### TASK TO COMPLETE
Please retype every record below exactly, leaving the pictures out.

### MATERIAL FOR THIS TASK

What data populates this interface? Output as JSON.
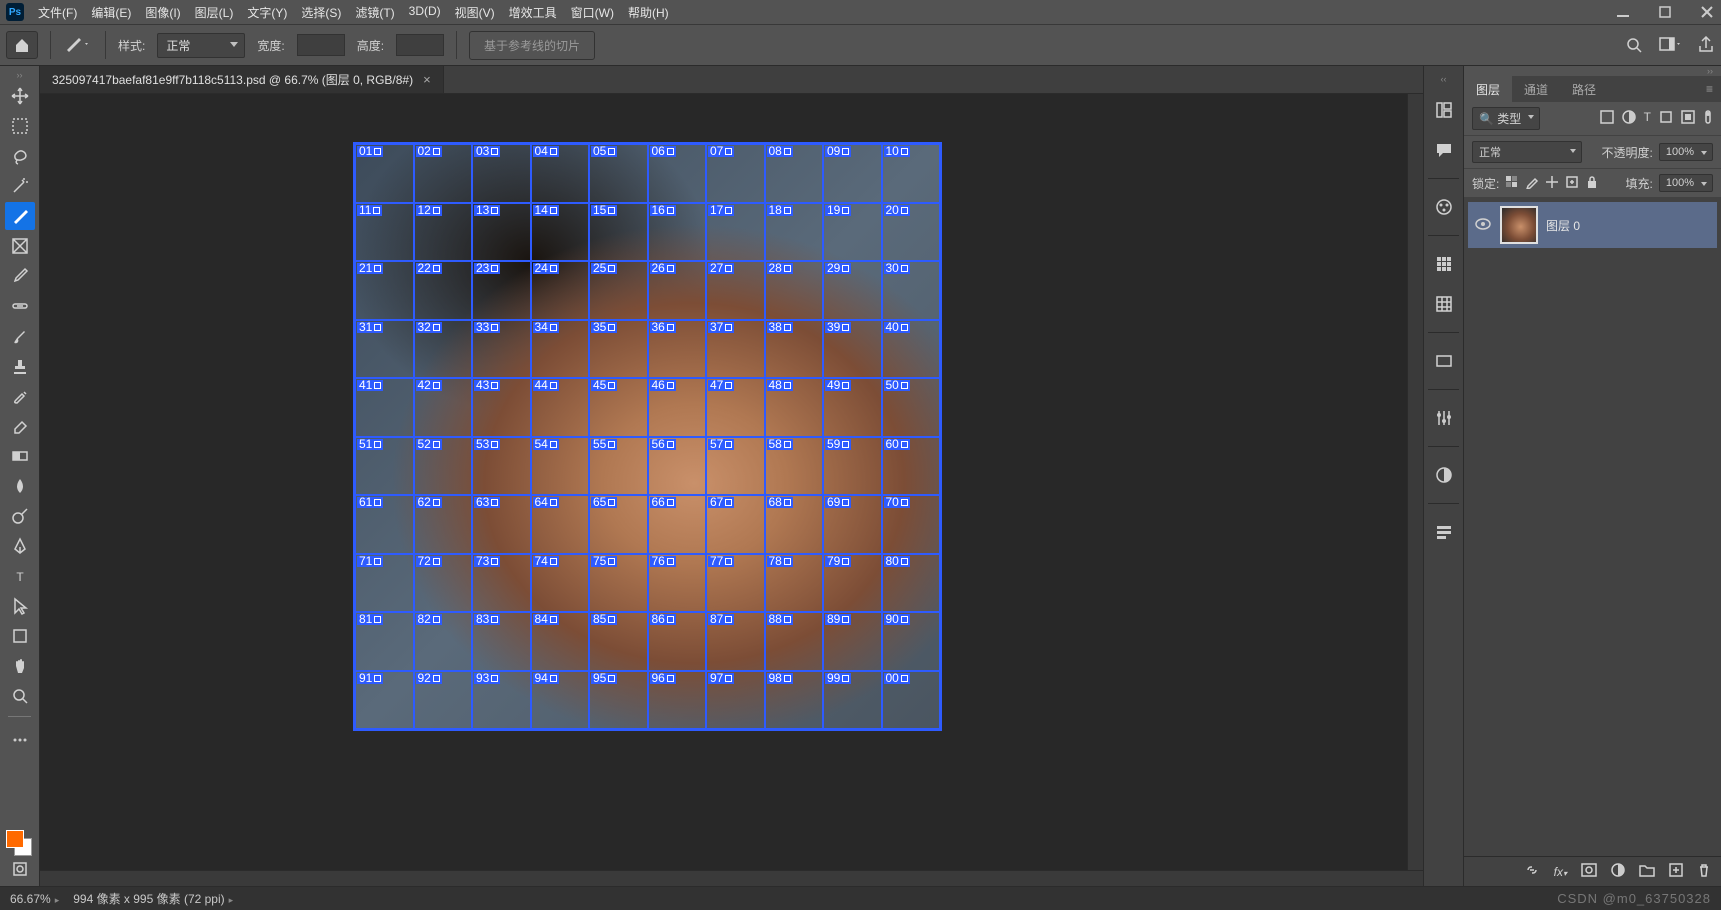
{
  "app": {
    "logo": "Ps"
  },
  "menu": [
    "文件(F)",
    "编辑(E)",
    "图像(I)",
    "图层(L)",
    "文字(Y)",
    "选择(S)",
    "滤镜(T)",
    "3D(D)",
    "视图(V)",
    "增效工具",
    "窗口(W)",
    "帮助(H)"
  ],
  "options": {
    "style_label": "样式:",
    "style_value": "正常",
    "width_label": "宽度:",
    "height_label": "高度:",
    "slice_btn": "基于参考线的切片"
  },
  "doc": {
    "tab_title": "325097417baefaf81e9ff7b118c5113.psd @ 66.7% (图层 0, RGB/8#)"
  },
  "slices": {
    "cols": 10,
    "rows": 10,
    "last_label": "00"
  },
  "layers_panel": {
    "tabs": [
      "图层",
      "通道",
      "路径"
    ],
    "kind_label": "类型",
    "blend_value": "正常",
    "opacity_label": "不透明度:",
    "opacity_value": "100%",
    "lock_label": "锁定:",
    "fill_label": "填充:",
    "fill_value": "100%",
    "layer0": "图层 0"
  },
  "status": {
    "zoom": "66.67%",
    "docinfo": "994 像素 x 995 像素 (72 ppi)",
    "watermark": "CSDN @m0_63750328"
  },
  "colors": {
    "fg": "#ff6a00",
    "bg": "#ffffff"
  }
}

### EXERCISE ANSWER
What data populates this interface? Output as JSON.
{
  "app": {
    "logo": "Ps"
  },
  "menu": [
    "文件(F)",
    "编辑(E)",
    "图像(I)",
    "图层(L)",
    "文字(Y)",
    "选择(S)",
    "滤镜(T)",
    "3D(D)",
    "视图(V)",
    "增效工具",
    "窗口(W)",
    "帮助(H)"
  ],
  "options": {
    "style_label": "样式:",
    "style_value": "正常",
    "width_label": "宽度:",
    "height_label": "高度:",
    "slice_btn": "基于参考线的切片"
  },
  "doc": {
    "tab_title": "325097417baefaf81e9ff7b118c5113.psd @ 66.7% (图层 0, RGB/8#)"
  },
  "slices": {
    "cols": 10,
    "rows": 10,
    "last_label": "00"
  },
  "layers_panel": {
    "tabs": [
      "图层",
      "通道",
      "路径"
    ],
    "kind_label": "类型",
    "blend_value": "正常",
    "opacity_label": "不透明度:",
    "opacity_value": "100%",
    "lock_label": "锁定:",
    "fill_label": "填充:",
    "fill_value": "100%",
    "layer0": "图层 0"
  },
  "status": {
    "zoom": "66.67%",
    "docinfo": "994 像素 x 995 像素 (72 ppi)",
    "watermark": "CSDN @m0_63750328"
  },
  "colors": {
    "fg": "#ff6a00",
    "bg": "#ffffff"
  }
}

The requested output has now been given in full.